= TASK =
Among the records below, find each line bearing the word "data" and copy it.

= PROVIDED INFORMATION =
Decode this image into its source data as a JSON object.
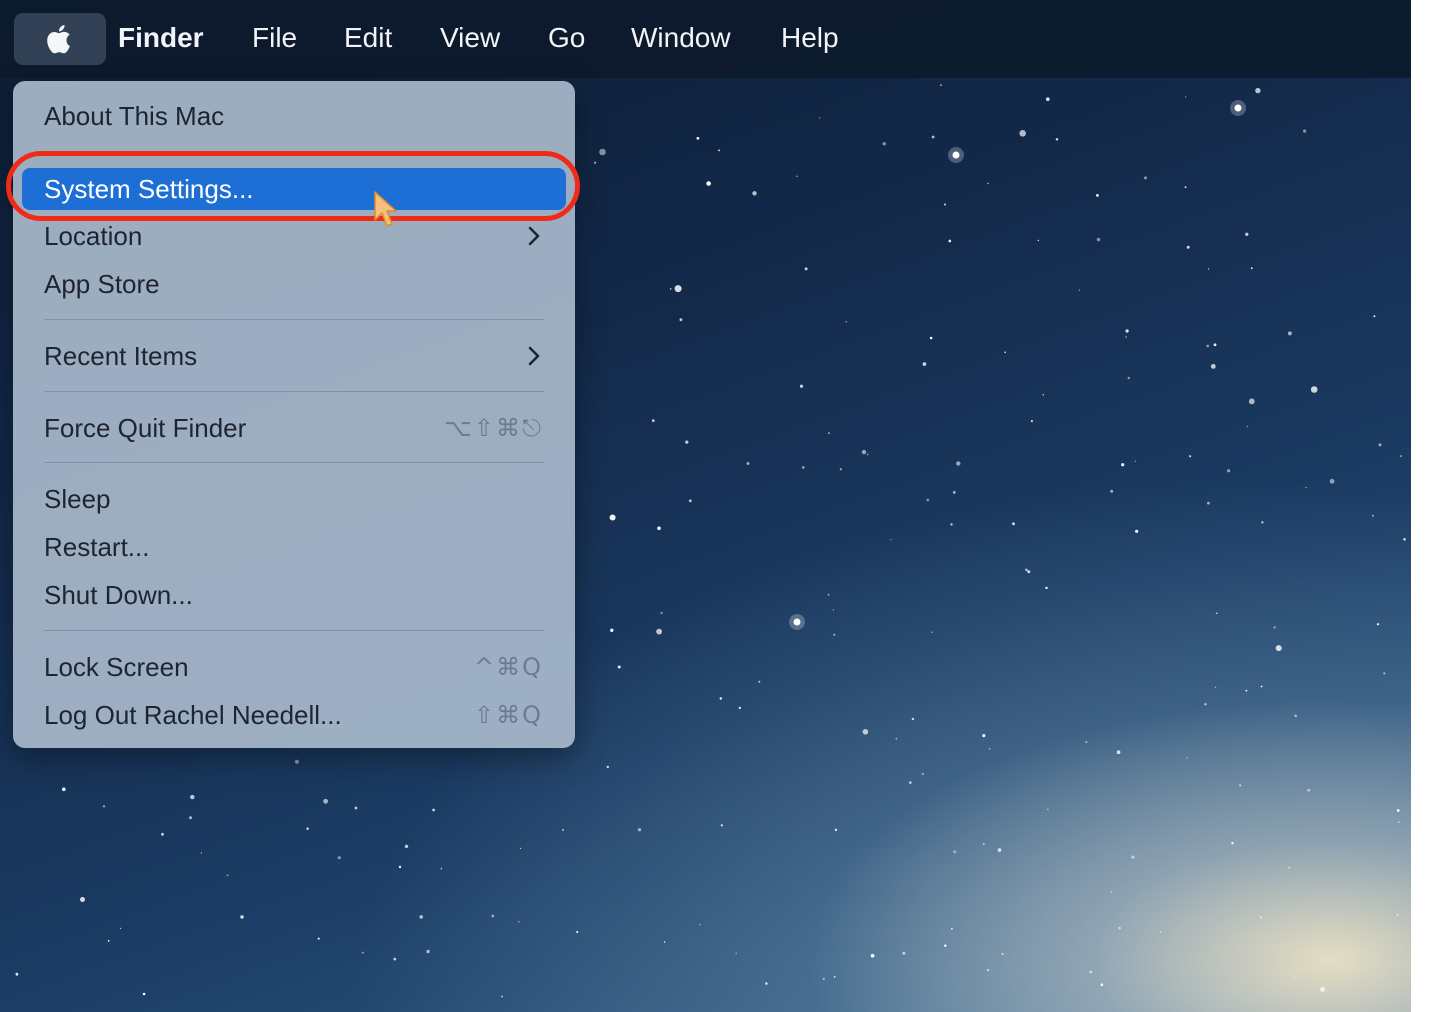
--
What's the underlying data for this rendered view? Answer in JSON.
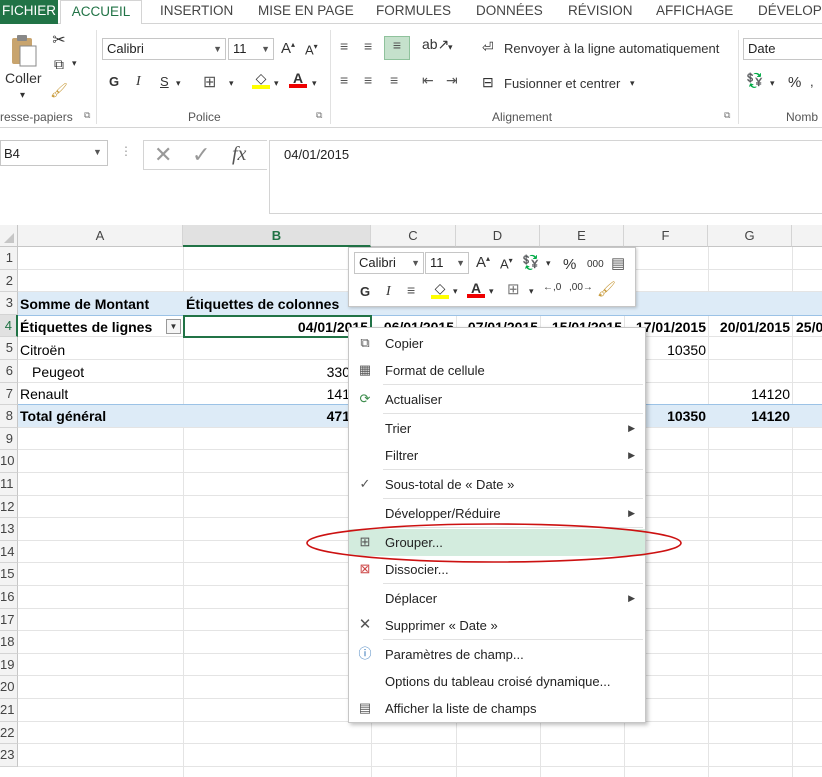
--
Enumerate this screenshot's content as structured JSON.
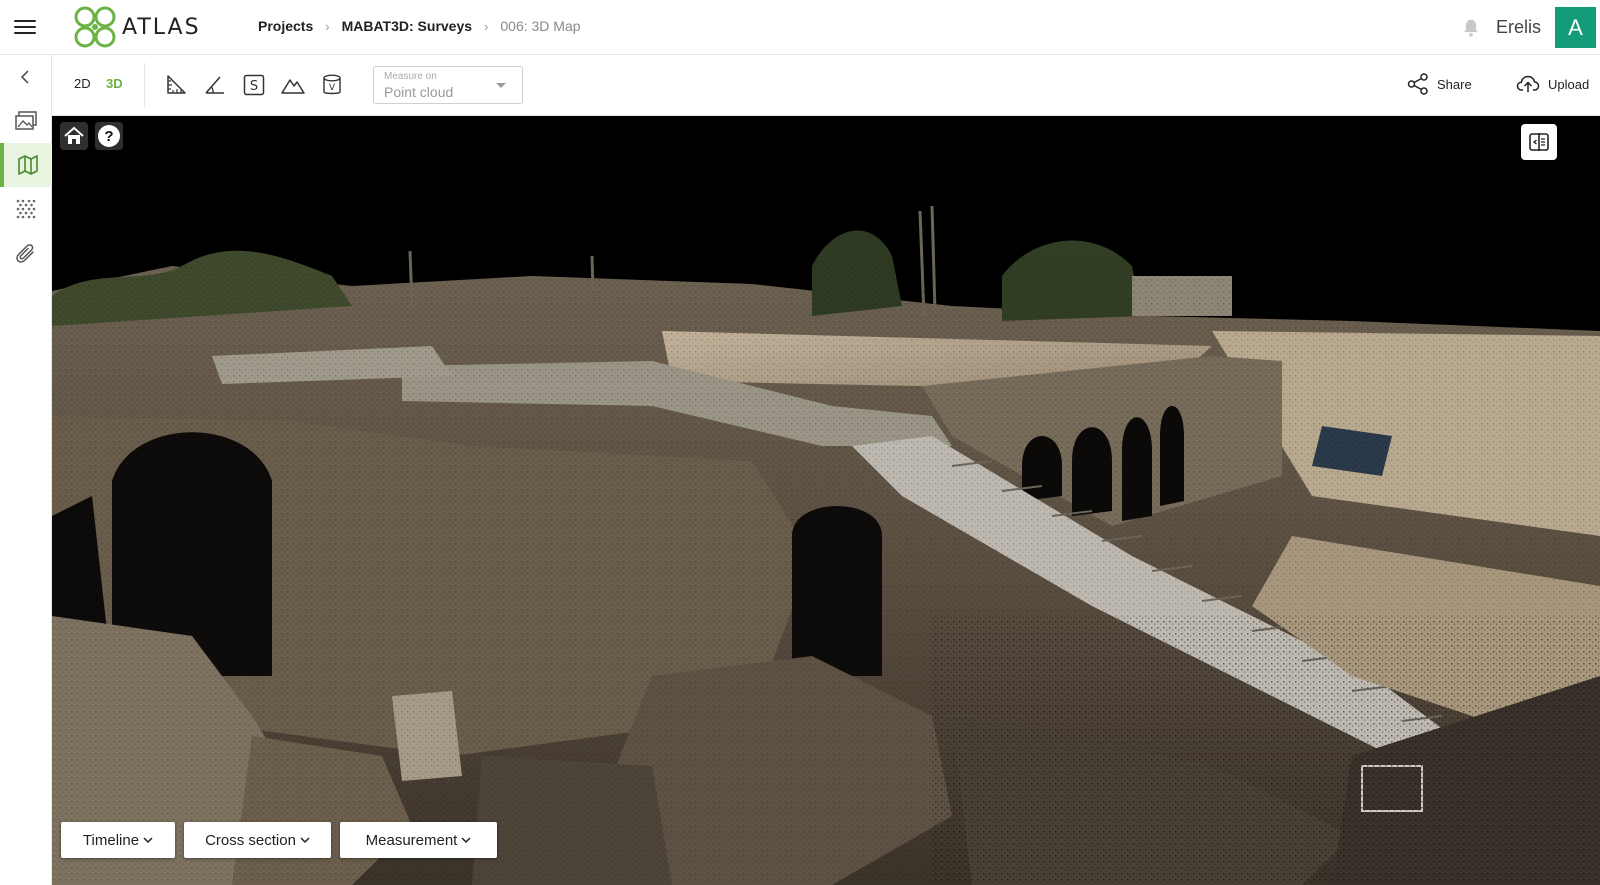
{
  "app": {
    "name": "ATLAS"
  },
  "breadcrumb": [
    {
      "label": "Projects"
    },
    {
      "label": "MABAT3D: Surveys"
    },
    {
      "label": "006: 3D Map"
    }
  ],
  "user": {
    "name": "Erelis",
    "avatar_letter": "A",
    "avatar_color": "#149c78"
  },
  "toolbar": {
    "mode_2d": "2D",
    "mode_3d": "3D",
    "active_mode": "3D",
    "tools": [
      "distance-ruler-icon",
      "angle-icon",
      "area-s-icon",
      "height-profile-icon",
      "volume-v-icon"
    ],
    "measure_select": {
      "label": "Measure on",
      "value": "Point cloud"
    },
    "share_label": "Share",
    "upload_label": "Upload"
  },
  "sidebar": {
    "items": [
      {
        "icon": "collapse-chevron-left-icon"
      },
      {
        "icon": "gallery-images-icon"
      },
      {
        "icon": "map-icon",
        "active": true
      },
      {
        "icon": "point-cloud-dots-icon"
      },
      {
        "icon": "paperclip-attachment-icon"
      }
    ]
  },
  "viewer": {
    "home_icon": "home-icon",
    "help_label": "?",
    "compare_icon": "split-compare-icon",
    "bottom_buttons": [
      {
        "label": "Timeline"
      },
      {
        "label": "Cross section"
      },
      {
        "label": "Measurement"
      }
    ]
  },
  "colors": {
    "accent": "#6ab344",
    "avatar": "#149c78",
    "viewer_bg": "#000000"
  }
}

= TASK SOLUTION =
Decode this image into its source data as a JSON object.
What's the underlying data for this rendered view? Answer in JSON.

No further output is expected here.